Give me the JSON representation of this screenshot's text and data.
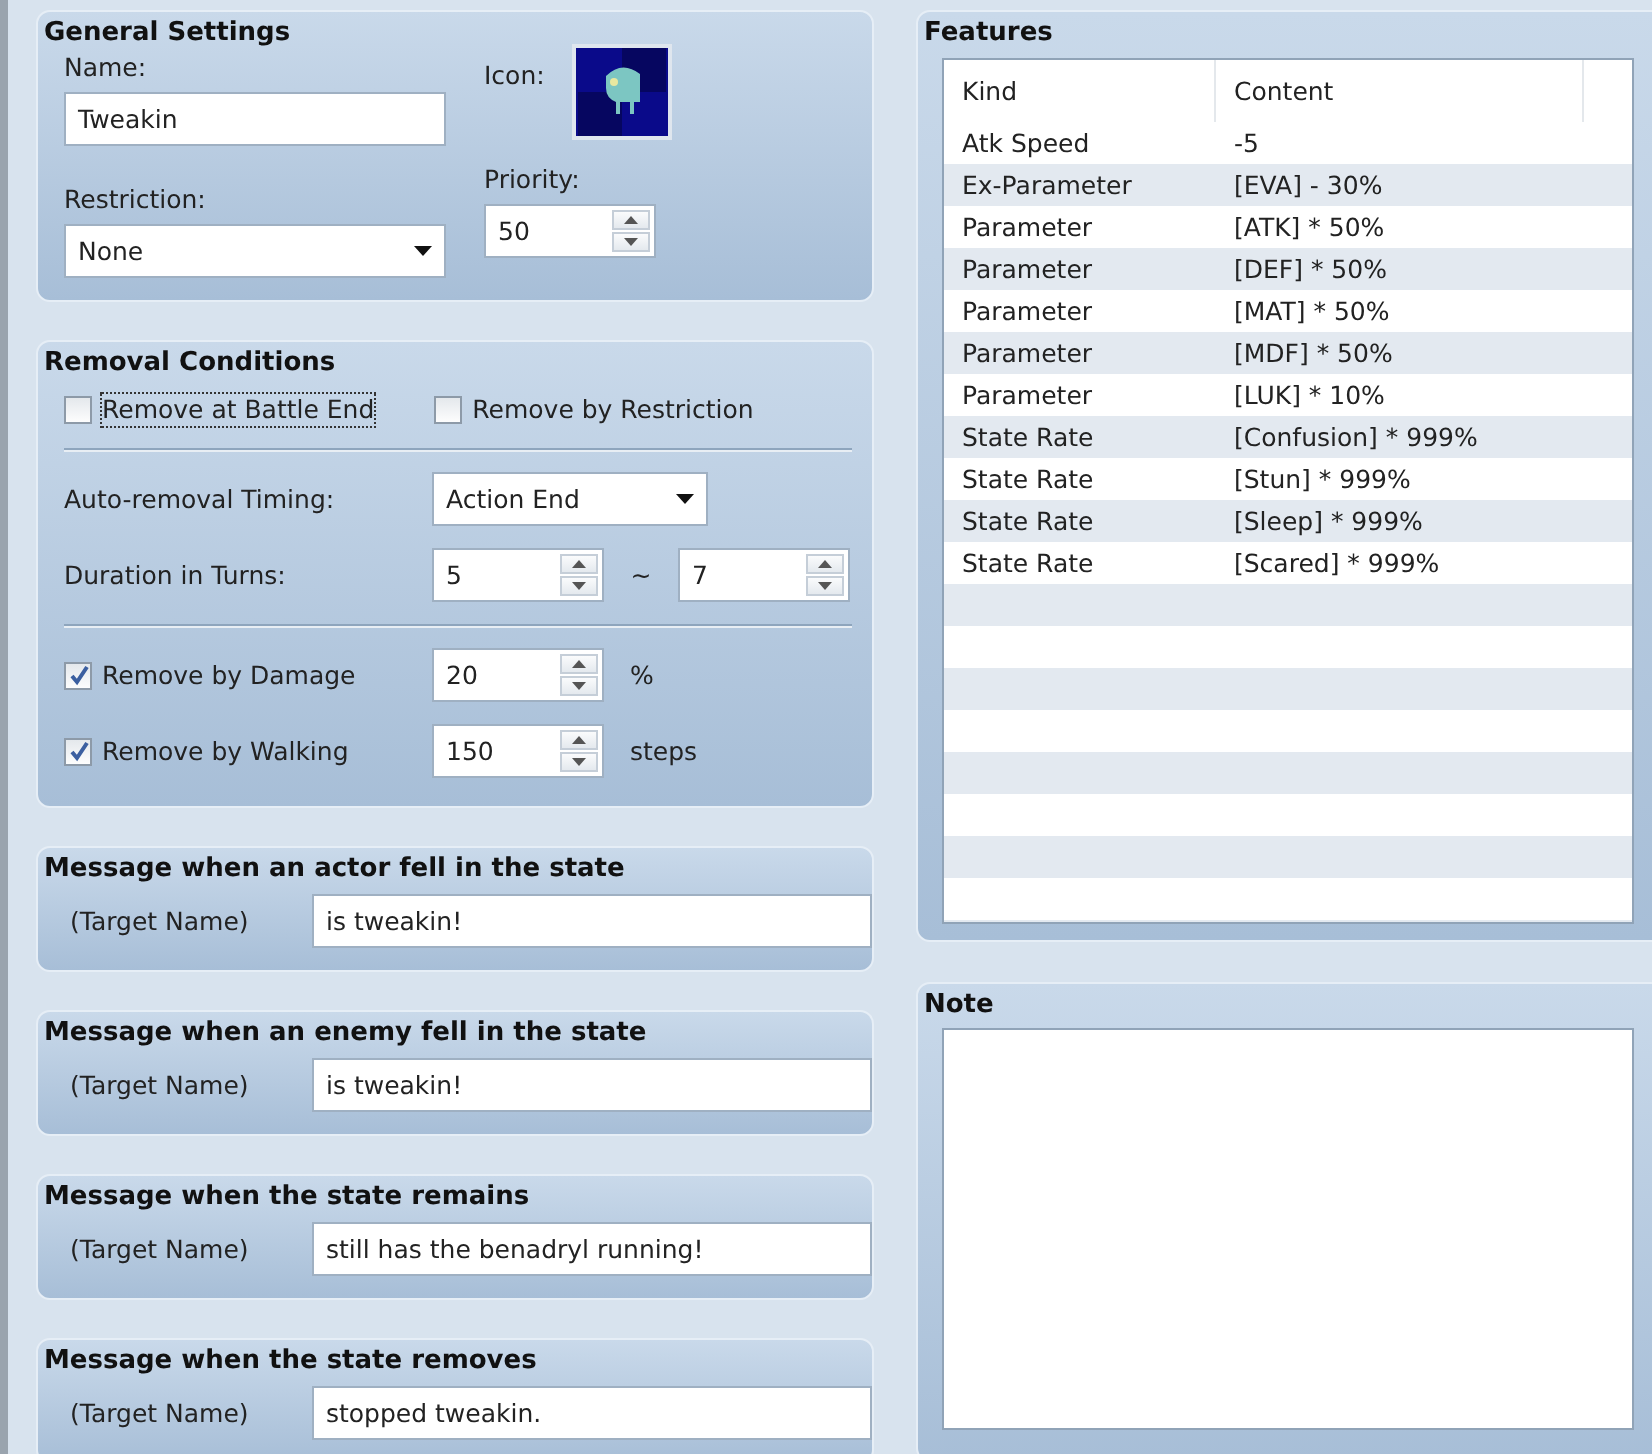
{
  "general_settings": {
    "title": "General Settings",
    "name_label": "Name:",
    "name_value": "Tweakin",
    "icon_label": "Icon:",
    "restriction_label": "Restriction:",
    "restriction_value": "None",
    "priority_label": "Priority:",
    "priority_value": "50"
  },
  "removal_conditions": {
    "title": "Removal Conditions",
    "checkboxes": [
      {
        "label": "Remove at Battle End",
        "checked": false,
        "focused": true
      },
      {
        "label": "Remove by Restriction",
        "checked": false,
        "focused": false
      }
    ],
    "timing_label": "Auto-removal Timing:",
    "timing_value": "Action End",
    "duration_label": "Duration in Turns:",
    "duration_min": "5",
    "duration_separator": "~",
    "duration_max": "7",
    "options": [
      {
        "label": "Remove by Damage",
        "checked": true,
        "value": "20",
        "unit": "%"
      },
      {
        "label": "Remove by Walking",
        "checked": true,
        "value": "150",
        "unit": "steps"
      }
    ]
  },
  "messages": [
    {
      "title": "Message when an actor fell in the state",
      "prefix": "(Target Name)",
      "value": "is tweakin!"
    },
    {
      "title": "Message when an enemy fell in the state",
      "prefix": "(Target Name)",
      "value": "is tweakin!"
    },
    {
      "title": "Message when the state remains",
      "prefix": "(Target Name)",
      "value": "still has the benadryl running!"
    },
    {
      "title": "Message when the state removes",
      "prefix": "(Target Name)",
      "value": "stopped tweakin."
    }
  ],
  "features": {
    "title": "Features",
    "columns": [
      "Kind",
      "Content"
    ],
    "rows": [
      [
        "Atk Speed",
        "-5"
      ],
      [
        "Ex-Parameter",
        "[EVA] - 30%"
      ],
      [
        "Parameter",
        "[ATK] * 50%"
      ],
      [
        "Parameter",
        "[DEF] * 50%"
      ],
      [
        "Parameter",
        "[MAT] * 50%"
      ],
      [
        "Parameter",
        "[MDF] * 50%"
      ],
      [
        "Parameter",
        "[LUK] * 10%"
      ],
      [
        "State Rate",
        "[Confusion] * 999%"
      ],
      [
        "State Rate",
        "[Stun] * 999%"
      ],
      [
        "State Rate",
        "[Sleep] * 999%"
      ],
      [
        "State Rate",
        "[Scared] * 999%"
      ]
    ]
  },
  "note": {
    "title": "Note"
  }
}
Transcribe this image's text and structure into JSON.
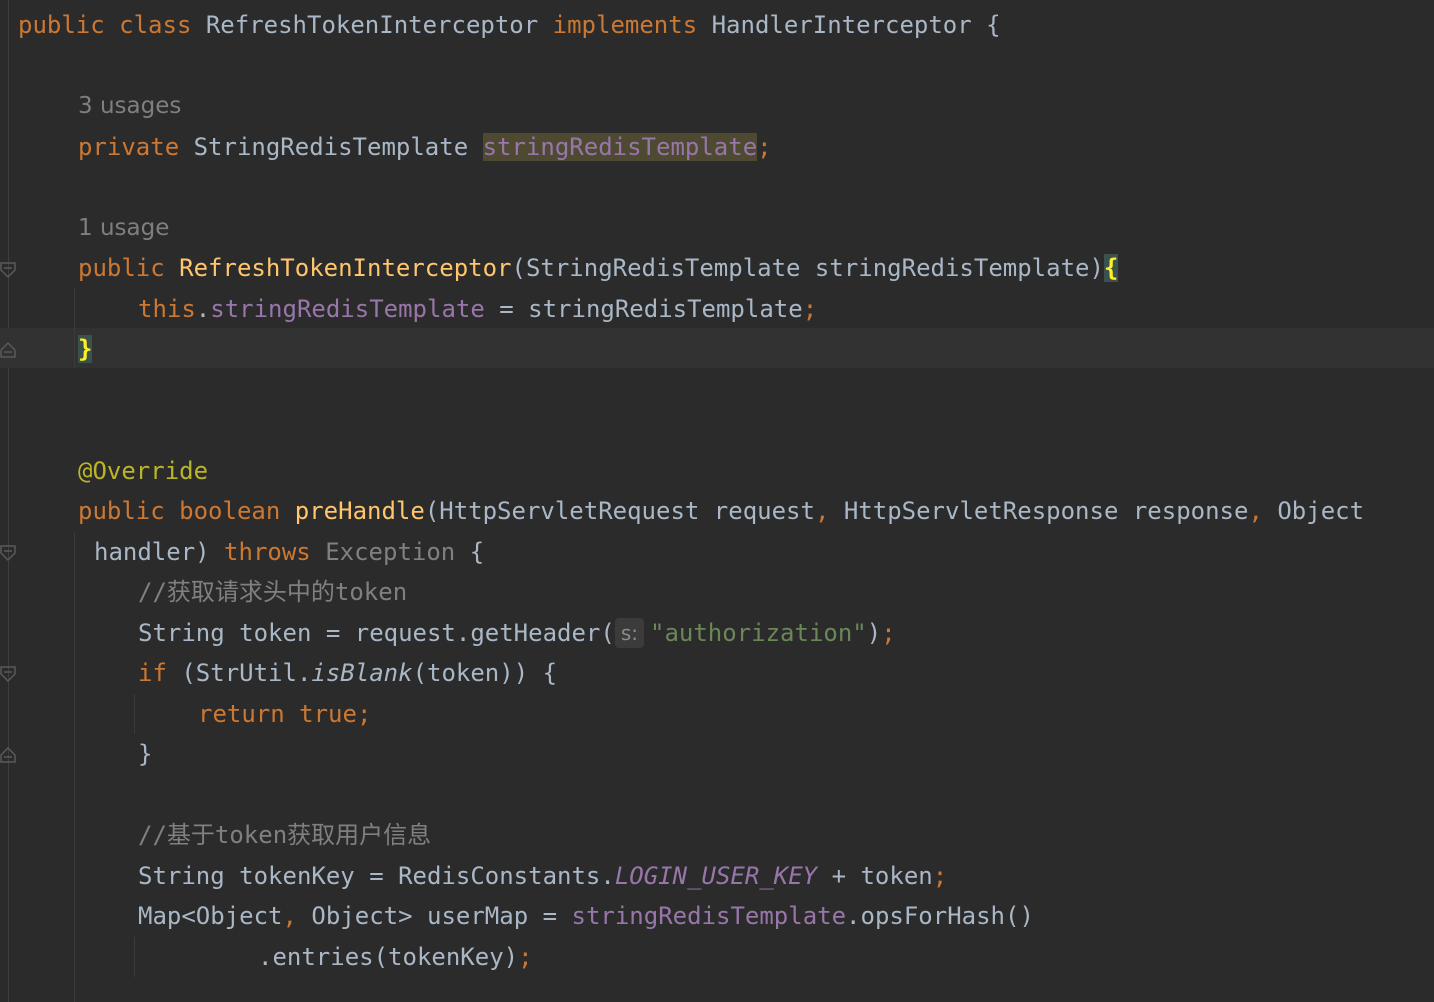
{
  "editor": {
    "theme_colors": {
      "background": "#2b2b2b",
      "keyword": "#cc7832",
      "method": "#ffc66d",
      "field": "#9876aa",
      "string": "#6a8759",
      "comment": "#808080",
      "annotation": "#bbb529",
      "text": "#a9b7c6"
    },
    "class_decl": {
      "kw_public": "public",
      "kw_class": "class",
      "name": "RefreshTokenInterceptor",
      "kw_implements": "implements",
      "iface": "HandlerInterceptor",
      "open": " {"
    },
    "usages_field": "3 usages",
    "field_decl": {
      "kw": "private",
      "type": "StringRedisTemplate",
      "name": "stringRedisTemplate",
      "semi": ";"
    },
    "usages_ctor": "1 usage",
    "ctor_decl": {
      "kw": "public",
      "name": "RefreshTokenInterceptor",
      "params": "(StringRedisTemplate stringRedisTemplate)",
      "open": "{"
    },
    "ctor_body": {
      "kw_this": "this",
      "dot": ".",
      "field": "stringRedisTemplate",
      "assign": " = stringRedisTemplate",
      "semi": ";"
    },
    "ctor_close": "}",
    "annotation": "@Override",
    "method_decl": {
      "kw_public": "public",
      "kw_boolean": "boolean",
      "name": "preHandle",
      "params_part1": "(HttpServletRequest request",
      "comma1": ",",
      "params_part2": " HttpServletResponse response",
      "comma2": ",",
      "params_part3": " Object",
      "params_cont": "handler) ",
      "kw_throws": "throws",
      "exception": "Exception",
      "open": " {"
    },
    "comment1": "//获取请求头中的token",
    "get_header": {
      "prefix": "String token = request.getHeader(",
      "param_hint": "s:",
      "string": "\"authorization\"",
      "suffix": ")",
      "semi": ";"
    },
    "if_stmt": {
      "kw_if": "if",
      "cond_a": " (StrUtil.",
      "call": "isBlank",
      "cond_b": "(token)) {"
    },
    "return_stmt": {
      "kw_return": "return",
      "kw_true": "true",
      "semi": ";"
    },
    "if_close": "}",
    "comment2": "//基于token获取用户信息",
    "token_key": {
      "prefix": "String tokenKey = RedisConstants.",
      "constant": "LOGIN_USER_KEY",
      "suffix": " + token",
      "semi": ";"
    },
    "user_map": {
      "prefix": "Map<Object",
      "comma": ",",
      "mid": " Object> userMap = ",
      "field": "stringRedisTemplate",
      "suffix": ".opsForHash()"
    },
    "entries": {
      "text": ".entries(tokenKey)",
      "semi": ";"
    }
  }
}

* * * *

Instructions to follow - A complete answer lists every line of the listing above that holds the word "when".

Task response -
      "title": "Message when an actor fell in the state",
      "title": "Message when an enemy fell in the state",
      "title": "Message when the state remains",
      "title": "Message when the state removes",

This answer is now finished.